*** Block opens ***

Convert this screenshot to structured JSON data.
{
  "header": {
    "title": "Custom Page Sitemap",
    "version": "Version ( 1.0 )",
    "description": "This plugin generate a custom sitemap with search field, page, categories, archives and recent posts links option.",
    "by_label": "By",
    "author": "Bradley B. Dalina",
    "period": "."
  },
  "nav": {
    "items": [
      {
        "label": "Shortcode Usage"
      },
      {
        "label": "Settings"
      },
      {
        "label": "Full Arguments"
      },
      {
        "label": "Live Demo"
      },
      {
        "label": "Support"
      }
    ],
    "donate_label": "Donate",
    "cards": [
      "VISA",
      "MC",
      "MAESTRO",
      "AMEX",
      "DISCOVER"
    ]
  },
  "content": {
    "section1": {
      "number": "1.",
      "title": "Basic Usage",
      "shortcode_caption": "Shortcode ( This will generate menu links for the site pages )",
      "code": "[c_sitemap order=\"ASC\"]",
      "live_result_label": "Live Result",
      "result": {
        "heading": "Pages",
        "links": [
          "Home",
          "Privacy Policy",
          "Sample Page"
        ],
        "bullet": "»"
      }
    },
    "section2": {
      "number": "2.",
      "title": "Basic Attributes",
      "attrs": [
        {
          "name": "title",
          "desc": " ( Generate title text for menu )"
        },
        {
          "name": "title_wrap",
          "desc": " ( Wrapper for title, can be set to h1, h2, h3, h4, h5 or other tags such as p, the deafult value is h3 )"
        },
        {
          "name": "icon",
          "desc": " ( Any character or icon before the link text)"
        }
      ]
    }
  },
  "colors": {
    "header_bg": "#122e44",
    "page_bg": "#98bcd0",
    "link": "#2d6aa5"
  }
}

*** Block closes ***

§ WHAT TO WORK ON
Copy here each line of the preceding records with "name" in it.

§ ANSWER TO THIS EXERCISE
          "name": "title",
          "name": "title_wrap",
          "name": "icon",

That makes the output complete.